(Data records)

• • • • •

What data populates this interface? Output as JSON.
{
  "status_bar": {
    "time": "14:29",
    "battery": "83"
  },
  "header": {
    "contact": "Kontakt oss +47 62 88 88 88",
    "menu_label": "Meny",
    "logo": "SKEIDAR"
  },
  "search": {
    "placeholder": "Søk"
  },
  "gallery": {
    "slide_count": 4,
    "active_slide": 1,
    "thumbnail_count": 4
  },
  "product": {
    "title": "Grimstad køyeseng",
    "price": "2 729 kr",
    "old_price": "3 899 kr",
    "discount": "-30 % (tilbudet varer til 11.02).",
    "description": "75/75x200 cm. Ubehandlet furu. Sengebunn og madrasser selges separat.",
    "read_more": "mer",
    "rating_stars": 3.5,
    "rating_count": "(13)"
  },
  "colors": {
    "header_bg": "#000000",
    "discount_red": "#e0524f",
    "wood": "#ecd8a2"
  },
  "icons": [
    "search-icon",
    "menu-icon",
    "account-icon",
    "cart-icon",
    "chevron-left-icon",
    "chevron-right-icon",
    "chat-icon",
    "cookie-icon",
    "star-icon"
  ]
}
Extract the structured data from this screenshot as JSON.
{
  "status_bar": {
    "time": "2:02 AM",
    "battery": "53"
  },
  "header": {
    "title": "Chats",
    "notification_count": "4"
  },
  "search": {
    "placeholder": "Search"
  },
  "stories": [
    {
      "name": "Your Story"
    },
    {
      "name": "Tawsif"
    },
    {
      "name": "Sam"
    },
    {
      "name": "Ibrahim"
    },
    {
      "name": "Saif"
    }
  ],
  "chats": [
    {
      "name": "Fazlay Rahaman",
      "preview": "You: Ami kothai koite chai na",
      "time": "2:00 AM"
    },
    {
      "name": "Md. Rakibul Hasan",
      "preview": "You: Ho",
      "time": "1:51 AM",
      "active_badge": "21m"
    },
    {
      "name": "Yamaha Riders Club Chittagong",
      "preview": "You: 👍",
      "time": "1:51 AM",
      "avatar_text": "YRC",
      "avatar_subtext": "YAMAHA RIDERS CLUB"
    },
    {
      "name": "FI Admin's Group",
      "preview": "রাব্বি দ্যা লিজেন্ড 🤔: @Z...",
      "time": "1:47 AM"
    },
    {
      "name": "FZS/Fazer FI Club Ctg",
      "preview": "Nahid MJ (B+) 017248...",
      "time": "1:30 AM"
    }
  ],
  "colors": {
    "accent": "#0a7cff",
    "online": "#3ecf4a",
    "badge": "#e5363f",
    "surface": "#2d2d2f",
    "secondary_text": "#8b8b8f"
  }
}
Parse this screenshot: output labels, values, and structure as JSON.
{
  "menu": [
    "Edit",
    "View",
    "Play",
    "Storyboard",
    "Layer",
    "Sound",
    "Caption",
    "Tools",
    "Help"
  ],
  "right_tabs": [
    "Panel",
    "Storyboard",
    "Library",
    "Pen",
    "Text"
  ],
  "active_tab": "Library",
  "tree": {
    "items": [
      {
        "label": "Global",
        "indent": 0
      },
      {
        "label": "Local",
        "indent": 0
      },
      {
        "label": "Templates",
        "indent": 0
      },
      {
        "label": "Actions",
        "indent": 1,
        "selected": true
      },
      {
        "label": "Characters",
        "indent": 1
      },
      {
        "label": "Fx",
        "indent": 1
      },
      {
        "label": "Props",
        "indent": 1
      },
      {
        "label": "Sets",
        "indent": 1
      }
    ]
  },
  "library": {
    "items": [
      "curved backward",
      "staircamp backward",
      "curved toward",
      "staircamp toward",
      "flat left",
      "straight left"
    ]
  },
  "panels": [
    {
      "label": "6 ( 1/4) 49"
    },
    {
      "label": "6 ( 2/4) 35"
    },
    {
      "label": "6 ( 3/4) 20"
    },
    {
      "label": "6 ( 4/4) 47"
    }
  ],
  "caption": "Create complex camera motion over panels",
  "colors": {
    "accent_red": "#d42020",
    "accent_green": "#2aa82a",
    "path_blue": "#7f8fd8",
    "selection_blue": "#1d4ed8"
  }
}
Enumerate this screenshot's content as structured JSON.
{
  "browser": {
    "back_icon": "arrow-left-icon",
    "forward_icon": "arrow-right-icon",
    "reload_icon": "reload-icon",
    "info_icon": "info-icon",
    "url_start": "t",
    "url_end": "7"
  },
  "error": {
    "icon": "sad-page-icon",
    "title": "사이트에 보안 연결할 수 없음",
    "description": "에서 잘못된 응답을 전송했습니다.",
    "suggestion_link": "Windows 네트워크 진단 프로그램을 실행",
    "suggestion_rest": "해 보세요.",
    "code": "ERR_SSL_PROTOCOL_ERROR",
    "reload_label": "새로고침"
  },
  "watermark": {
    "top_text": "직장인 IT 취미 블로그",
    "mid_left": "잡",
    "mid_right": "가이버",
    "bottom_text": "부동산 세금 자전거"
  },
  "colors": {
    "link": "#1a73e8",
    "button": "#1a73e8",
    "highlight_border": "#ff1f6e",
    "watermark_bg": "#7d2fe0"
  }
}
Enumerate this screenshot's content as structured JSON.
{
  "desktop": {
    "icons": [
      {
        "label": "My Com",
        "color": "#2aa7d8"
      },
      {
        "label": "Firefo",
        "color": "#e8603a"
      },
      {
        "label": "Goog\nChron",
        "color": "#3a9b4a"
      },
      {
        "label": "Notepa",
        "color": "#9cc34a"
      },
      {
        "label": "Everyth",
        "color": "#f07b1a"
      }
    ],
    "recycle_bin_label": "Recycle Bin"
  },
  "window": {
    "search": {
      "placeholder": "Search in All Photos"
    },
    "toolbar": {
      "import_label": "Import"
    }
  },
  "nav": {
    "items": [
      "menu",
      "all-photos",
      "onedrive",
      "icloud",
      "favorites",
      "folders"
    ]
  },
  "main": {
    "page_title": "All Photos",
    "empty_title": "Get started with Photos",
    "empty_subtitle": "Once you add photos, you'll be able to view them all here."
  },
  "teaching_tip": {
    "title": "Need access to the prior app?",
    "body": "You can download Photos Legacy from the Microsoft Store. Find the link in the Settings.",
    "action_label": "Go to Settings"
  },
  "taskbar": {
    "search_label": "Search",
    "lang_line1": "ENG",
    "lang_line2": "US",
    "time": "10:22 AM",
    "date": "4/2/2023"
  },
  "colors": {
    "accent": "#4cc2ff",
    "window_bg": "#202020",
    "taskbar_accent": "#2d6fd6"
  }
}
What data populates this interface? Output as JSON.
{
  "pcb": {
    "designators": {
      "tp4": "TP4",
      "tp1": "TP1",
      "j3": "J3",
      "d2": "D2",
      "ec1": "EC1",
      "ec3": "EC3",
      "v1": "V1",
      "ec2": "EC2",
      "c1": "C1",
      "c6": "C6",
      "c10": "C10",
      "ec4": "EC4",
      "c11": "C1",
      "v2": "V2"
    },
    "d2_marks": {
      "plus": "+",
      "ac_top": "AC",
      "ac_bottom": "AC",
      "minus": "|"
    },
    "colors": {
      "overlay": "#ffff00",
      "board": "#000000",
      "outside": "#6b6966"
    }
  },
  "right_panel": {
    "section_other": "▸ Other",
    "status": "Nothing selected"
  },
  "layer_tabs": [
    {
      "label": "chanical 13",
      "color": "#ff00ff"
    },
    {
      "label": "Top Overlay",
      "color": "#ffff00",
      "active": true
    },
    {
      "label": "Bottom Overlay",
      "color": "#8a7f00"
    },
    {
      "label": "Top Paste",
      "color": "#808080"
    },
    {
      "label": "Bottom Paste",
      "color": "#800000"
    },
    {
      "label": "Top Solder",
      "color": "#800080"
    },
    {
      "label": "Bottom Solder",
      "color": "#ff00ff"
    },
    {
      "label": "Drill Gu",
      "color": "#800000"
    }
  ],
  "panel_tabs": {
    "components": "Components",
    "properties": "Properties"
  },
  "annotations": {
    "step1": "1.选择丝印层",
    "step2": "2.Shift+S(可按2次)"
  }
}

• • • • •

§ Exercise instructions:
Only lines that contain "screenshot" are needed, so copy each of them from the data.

§ Answer section:
Extract the structured data from this screenshot as JSON.
Parse this screenshot: output labels, values, and structure as JSON.
Enumerate this screenshot's content as structured JSON.
Enumerate this screenshot's content as structured JSON.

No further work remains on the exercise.